Extradition – Prohibition on torture. The evidence as it had been presented before the judge had not established substantial or sufficient grounds for him to find it necessary to proceed to seek further information in the circumstances and it would not be just to admit, and not unjust to refuse to admit, fresh evidence. Accordingly, the Divisional Court dismissed the appellant's appeal against for his extradition to Italy to face prosecution for offences arising out of his alleged involvement in a criminal gang committing offences that included murder, exploitation and the facilitation of prostitution and burglary.
Judicial review – Human Trafficking. Court of Session: In judicial review proceedings in which a Chinese national sought reduction of a decision that she was not a victim of human trafficking from China to Denmark for the purposes of forced labour or sexual exploitation, the court rejected contentions that the decision-maker had erred in law by failing to apply the relevant guidance in certain specified respects and had erred in relation to the question of the petitioner's identity, holding that the decision-maker had not made any material error in law in reaching the decision complained of, which was reasonably open to her on the information before her.

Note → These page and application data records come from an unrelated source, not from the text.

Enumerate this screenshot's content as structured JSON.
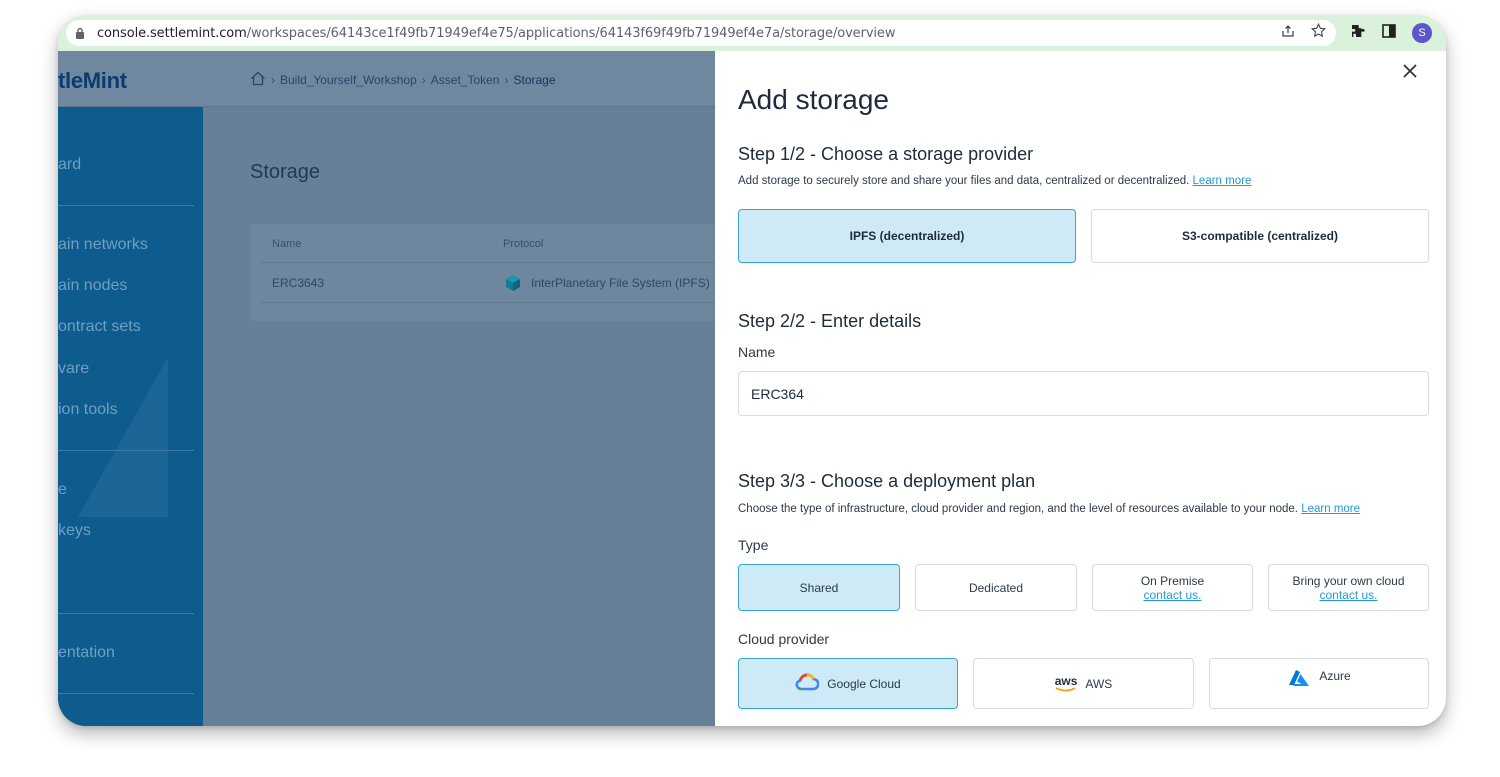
{
  "browser": {
    "url_host": "console.settlemint.com",
    "url_path": "/workspaces/64143ce1f49fb71949ef4e75/applications/64143f69f49fb71949ef4e7a/storage/overview",
    "profile_initial": "S"
  },
  "app": {
    "logo_text": "tleMint",
    "breadcrumb": [
      "Build_Yourself_Workshop",
      "Asset_Token",
      "Storage"
    ],
    "sidebar": {
      "items": [
        "ard",
        "ain networks",
        "ain nodes",
        "ontract sets",
        "vare",
        "ion tools",
        "e",
        "keys",
        "entation"
      ]
    },
    "page_title": "Storage",
    "table": {
      "headers": [
        "Name",
        "Protocol"
      ],
      "rows": [
        [
          "ERC3643",
          "InterPlanetary File System (IPFS)"
        ]
      ]
    }
  },
  "drawer": {
    "title": "Add storage",
    "step1": {
      "title": "Step 1/2 - Choose a storage provider",
      "desc": "Add storage to securely store and share your files and data, centralized or decentralized.",
      "link": "Learn more",
      "options": [
        "IPFS (decentralized)",
        "S3-compatible (centralized)"
      ]
    },
    "step2": {
      "title": "Step 2/2 - Enter details",
      "name_label": "Name",
      "name_value": "ERC364"
    },
    "step3": {
      "title": "Step 3/3 - Choose a deployment plan",
      "desc": "Choose the type of infrastructure, cloud provider and region, and the level of resources available to your node.",
      "link": "Learn more",
      "type_label": "Type",
      "types": [
        "Shared",
        "Dedicated",
        "On Premise",
        "Bring your own cloud"
      ],
      "contact_link": "contact us.",
      "cloud_label": "Cloud provider",
      "providers": [
        "Google Cloud",
        "AWS",
        "Azure"
      ],
      "aws_logo_text": "aws"
    }
  },
  "colors": {
    "selected_bg": "#cdeaf6",
    "selected_border": "#35a5d3",
    "link": "#1f9ad6",
    "overlay": "#67809a",
    "sidebar": "#0e5b8e"
  }
}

Immigration – Asylum – Judicial review – Refusal of leave to appeal. Court of Session: Refusing a judicial review petition by a Nigerian national who challenged the Upper Tribunal (UT)'s decision refusing leave to appeal against the First Tier Tribunal (FTT)'s dismissal of her appeal against the refusal of her asylum claim, the court held that there was no substance to the petitioner's principal submission that the FTT had failed to consider the evidence 'in the round' and the UT was entirely correct to reject that ground of appeal as wholly without merit; and the other grounds on which the petitioner sought to challenge the UT's decision amounted to no more than attempts to reopen findings made by the FTT that were based on evidence before it and properly and adequately explained in its decision.

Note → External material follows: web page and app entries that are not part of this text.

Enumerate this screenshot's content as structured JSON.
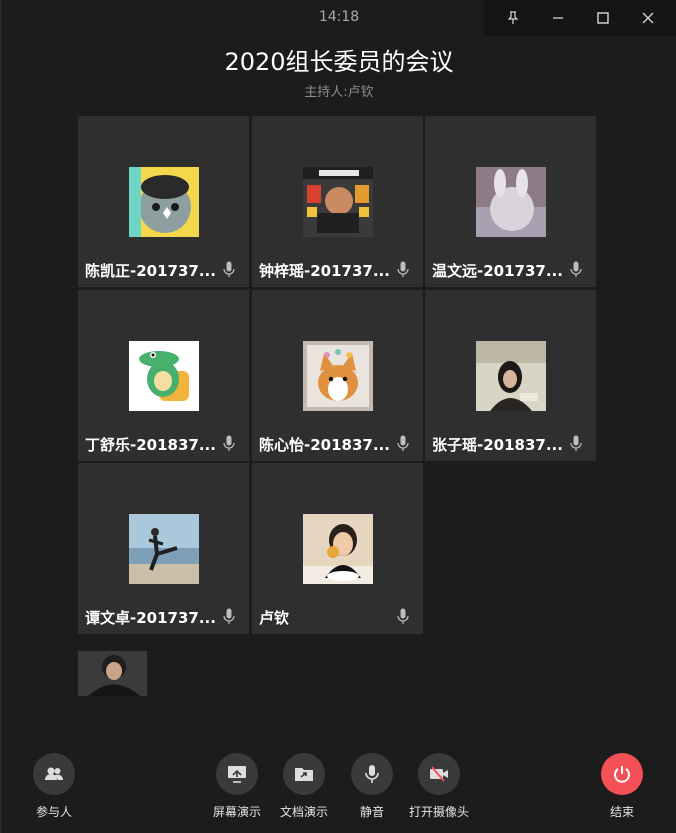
{
  "clock": "14:18",
  "meeting": {
    "title": "2020组长委员的会议",
    "host_line": "主持人:卢钦"
  },
  "participants": [
    {
      "name": "陈凯正-201737...",
      "avatar": "cartoon-face-avatar"
    },
    {
      "name": "钟梓瑶-201737...",
      "avatar": "burger-king-avatar"
    },
    {
      "name": "温文远-201737...",
      "avatar": "bunny-hat-avatar"
    },
    {
      "name": "丁舒乐-201837...",
      "avatar": "green-crocodile-avatar"
    },
    {
      "name": "陈心怡-201837...",
      "avatar": "corgi-avatar"
    },
    {
      "name": "张子瑶-201837...",
      "avatar": "girl-photo-avatar"
    },
    {
      "name": "谭文卓-201737...",
      "avatar": "beach-kick-avatar"
    },
    {
      "name": "卢钦",
      "avatar": "child-eating-avatar"
    }
  ],
  "toolbar": {
    "participants": "参与人",
    "screen_share": "屏幕演示",
    "doc_share": "文档演示",
    "mute": "静音",
    "camera": "打开摄像头",
    "end": "结束"
  },
  "colors": {
    "background": "#1c1c1c",
    "tile": "#2f2f2f",
    "end_button": "#f55056",
    "tool_button": "#3a3a3a"
  }
}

Bankruptcy – Trustee in bankruptcy. The Chancery Division held that the district judge had given adequate reasons for his decision to X, and that other claims relating to a BVI company to which the third appellant company had purportedly lent money fell within CPR 17.4 and could be considered as part of the claim.
Income tax – Emoluments from office or employment. It was well established that the purpose of an employer in granting a benefit to an employee was an important factor in determining whether it was properly to be regarded as a reward or return for the employee's services. Consequently, the First-tier Tribunal (Tax Chamber) had misdirected itself in treating the taxpayer company's intention as an irrelevant consideration in deciding whether the transactions in question had conferred a profit or benefit on the appellant employee that had derived 'from' his employment with the employer company. Accordingly, the Upper Tribunal (Tax Chamber) allowed the company and the employee's appeals against the assessments made by the Revenue and Customs Commissioners in relation to income tax in the employee's case, and for payment of primary and secondary Class 1 national insurance contributions in the company's case.

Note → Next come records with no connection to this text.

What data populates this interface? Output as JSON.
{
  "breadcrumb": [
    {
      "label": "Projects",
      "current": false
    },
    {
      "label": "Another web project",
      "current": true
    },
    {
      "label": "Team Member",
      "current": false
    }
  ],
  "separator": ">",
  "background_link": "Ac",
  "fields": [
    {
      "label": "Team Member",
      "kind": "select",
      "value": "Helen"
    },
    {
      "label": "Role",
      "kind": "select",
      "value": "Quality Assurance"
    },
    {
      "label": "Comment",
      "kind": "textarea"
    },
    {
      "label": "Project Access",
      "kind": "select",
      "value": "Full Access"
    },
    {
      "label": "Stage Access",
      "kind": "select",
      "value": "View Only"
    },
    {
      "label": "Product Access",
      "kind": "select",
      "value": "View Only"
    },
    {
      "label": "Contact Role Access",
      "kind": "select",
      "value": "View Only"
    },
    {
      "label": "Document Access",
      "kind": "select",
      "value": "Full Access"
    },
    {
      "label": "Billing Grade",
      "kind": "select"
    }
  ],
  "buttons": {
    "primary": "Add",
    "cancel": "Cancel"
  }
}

Shipping – Cargo. The defendant owners' appeal against the decision of arbitrators succeeded, in a case concerning the seizing of a cargo following the submission of false import documents. The Commercial Court considered the meaning of 'force majeure' in the circumstances and held that, in the present case, where the seizure of cargo by the local customs authorities at the discharge port had caused a delay to discharge, the time so lost caused by 'government interferences' was within the meaning of cl 28 of the Sugar Charter Party 1999 form.